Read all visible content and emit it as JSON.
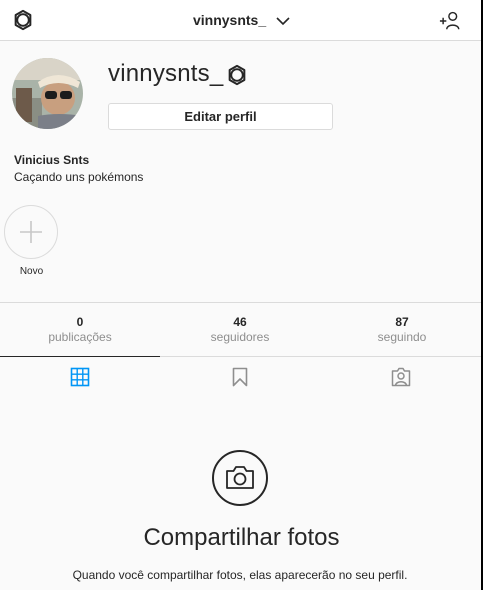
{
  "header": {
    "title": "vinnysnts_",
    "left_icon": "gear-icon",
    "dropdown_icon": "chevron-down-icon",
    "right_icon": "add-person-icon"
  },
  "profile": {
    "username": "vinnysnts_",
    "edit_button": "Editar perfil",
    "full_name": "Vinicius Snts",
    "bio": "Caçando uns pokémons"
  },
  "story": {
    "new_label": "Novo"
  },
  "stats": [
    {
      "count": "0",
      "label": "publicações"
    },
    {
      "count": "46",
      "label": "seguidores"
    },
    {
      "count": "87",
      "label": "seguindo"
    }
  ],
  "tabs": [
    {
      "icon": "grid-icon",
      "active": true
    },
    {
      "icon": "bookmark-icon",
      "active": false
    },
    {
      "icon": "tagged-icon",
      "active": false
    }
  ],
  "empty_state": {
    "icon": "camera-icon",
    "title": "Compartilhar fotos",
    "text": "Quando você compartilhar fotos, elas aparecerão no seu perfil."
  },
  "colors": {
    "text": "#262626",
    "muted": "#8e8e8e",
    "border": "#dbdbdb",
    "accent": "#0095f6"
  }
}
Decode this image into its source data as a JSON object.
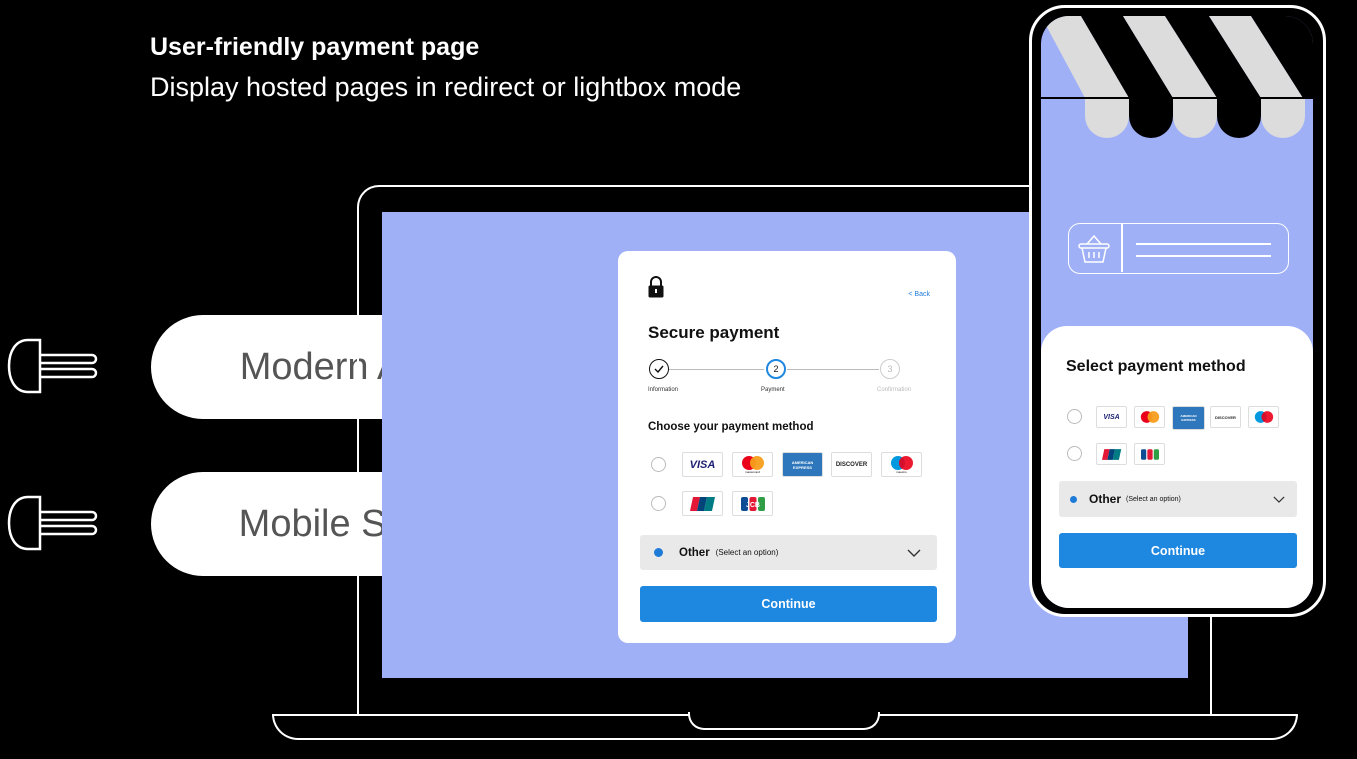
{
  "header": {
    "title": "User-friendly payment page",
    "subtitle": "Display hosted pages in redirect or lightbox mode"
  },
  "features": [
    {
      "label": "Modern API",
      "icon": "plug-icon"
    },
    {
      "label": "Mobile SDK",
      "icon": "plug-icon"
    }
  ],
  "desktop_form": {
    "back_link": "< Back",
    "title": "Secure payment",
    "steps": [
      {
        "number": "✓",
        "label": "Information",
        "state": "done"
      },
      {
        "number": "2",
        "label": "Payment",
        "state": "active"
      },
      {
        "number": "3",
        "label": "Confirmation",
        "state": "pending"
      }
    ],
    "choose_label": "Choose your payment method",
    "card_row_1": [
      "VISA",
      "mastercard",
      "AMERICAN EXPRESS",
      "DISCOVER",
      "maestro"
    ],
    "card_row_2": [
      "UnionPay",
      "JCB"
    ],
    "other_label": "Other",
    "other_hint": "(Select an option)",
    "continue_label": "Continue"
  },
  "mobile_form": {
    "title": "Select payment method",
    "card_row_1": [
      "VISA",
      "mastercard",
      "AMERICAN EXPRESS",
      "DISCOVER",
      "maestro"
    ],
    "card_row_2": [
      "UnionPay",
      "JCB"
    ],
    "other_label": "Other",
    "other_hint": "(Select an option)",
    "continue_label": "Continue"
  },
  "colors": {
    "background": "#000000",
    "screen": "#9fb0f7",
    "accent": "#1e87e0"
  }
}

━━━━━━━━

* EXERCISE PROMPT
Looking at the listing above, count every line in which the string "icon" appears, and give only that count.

* SOLUTION TO THE PROBLEM
9